About this task – You are asked to filter the data below and copy every line holding "Placidus".

Excerpts from an interface dataset
▽
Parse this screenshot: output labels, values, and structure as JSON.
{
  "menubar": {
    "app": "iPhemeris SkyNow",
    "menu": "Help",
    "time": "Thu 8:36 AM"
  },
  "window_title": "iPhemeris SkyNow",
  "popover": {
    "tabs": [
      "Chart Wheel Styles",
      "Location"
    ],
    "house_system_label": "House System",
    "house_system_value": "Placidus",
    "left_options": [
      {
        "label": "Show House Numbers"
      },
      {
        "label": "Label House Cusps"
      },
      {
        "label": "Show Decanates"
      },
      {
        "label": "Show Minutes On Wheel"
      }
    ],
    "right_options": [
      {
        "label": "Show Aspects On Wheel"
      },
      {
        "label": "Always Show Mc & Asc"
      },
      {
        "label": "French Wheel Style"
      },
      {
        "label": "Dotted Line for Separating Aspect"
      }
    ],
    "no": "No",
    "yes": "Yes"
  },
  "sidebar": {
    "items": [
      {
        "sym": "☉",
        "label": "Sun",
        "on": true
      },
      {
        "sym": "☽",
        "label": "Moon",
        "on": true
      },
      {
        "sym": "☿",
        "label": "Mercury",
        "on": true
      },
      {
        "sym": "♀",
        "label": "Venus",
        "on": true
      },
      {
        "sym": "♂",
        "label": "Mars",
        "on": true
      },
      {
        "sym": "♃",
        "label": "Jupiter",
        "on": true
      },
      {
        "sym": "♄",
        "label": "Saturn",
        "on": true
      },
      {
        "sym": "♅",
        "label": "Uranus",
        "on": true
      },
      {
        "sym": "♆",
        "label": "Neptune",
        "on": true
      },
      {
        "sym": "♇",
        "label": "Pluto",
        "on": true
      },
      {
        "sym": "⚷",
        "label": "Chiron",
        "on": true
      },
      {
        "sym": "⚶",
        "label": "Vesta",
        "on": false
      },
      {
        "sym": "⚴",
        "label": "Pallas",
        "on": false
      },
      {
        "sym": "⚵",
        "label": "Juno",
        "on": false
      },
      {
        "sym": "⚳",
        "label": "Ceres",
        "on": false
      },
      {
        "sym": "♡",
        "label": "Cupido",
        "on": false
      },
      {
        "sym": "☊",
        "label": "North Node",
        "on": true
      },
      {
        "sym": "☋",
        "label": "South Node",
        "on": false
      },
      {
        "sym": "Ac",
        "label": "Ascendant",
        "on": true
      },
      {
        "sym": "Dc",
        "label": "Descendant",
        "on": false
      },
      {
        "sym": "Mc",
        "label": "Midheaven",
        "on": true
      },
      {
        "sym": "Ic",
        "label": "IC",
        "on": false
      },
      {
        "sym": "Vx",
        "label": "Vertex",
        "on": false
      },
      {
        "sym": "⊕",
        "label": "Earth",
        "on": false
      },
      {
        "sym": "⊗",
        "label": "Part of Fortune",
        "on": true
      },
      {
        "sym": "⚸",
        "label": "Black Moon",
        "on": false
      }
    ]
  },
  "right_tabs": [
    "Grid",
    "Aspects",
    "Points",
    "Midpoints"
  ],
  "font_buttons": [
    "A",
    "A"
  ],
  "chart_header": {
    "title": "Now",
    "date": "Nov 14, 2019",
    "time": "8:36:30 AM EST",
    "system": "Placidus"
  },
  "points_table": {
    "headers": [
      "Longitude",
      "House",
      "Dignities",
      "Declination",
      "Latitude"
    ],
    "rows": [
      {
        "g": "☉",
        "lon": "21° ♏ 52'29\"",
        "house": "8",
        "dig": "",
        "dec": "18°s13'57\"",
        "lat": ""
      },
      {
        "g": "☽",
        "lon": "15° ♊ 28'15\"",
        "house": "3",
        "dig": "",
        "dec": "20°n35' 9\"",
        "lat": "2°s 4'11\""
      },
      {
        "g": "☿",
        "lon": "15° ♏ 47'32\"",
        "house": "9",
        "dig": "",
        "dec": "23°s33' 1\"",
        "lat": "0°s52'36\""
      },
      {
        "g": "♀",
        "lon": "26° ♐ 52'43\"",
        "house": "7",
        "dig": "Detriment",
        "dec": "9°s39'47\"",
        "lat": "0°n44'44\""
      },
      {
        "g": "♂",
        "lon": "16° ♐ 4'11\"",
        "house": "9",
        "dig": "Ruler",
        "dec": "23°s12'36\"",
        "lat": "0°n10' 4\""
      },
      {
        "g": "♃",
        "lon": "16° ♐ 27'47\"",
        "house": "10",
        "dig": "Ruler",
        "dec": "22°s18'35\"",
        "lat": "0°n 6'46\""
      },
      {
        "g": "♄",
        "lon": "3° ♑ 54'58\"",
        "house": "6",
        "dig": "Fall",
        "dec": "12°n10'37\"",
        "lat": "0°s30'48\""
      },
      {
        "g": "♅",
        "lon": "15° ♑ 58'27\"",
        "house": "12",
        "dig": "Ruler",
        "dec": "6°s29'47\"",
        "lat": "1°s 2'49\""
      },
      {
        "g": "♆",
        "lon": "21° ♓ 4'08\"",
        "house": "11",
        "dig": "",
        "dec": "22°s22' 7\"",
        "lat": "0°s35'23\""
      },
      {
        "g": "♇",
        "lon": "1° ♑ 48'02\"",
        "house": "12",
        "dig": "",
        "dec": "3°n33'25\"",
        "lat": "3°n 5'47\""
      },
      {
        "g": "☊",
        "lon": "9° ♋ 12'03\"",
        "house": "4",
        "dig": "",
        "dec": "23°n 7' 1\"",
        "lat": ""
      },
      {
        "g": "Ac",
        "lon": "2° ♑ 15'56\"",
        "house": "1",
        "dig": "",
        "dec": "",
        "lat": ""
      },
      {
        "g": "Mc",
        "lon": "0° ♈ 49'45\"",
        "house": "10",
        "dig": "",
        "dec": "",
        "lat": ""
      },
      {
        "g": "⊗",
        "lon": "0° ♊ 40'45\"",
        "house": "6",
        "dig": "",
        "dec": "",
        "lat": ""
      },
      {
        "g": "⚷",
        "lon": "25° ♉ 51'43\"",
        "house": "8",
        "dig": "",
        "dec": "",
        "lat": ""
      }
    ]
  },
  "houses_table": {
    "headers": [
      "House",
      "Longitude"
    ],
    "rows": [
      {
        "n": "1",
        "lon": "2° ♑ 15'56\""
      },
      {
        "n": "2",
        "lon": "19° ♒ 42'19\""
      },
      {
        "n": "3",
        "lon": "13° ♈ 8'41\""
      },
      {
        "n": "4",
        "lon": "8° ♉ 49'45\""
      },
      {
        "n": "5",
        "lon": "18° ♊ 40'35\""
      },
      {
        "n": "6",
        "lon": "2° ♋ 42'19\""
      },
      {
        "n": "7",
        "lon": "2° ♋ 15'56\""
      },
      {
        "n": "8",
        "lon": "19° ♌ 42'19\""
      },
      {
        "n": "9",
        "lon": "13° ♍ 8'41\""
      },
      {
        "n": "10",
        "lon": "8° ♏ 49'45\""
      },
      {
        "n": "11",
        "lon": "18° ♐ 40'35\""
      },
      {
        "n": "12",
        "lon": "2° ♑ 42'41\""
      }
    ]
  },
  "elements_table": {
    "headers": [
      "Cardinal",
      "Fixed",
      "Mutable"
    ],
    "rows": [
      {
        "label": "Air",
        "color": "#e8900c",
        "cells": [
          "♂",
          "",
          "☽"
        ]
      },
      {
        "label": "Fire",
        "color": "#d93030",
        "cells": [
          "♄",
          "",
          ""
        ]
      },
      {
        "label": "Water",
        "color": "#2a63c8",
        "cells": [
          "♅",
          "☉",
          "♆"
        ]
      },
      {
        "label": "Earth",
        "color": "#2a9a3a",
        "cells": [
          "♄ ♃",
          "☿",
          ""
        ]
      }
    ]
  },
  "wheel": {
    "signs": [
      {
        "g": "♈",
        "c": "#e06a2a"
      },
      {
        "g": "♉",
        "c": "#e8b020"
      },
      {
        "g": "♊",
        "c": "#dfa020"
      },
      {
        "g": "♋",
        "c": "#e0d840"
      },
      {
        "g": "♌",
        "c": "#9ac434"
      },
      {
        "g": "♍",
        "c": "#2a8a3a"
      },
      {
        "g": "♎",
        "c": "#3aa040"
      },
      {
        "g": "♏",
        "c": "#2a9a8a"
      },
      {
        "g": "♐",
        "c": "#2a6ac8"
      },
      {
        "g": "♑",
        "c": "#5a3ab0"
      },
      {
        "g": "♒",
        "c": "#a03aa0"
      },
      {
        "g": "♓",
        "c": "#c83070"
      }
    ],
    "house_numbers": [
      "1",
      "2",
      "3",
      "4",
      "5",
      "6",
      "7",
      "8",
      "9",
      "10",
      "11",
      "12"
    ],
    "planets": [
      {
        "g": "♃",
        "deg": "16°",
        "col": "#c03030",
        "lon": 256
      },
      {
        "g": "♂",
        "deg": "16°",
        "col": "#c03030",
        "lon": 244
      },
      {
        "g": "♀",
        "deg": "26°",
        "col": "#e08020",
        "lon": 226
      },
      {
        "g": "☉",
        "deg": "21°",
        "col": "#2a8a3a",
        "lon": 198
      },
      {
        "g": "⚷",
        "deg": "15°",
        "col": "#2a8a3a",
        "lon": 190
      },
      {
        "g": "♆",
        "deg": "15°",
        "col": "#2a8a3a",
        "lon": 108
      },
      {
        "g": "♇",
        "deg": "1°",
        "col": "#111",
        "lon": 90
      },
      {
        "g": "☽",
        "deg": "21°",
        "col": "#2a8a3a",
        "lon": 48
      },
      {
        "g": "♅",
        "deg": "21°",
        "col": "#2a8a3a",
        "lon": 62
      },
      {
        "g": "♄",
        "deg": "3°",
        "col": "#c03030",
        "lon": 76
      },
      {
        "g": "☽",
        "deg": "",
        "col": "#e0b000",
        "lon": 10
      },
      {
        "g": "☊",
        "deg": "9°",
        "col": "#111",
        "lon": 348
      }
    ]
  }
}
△
Result below –
    "house_system_value": "Placidus",
    "system": "Placidus"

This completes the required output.